* _Supplied material_
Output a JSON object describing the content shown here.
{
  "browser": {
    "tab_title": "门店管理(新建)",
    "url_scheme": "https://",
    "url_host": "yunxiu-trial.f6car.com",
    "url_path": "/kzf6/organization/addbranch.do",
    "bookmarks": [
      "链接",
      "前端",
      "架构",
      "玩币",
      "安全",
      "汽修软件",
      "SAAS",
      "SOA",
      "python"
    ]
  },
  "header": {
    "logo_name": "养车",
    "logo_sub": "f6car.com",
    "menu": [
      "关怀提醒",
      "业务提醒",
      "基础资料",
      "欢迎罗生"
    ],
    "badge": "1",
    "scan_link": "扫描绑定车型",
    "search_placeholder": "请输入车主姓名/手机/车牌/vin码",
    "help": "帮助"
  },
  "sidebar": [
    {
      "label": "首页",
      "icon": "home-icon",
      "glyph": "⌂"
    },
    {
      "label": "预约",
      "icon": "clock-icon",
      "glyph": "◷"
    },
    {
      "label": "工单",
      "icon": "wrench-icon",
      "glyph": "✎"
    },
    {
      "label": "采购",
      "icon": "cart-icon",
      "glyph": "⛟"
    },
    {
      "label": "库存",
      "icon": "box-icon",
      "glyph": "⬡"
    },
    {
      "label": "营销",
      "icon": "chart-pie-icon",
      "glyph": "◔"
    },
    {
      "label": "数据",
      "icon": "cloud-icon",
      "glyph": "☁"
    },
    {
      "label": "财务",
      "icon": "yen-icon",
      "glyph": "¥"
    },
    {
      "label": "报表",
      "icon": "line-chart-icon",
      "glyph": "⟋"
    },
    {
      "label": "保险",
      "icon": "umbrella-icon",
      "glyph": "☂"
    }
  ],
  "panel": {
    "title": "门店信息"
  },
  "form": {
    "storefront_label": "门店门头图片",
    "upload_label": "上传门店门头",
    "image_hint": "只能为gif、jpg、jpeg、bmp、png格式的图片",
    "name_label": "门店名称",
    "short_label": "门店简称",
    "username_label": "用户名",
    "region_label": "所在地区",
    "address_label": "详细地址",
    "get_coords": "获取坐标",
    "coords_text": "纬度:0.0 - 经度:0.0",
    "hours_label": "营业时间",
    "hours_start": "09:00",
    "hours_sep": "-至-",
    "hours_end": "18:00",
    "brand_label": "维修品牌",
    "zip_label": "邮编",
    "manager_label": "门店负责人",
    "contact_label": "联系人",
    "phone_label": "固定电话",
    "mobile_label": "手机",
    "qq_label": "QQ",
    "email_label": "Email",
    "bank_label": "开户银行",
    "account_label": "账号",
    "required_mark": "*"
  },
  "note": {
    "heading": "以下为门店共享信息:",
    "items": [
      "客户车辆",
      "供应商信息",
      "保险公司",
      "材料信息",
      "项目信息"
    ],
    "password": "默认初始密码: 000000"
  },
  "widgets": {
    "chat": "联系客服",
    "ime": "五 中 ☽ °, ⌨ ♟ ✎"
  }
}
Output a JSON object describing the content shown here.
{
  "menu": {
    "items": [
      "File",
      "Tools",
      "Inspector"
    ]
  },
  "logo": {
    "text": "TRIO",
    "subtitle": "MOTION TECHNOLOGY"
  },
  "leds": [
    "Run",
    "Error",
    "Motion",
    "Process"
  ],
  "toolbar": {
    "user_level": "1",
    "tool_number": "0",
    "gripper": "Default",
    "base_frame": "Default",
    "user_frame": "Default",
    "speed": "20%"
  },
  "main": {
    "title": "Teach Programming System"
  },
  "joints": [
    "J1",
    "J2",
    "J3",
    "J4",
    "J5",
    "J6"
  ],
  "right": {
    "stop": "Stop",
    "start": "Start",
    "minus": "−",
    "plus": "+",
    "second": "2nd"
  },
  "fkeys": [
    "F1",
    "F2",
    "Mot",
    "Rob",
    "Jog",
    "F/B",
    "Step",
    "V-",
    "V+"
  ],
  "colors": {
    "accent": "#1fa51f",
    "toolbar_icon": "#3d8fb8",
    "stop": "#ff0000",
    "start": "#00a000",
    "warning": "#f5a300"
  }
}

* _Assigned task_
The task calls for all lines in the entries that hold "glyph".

* _Worked solution_
      "glyph": "⌂"
      "glyph": "◷"
      "glyph": "✎"
      "glyph": "⛟"
      "glyph": "⬡"
      "glyph": "◔"
      "glyph": "☁"
      "glyph": "¥"
      "glyph": "⟋"
      "glyph": "☂"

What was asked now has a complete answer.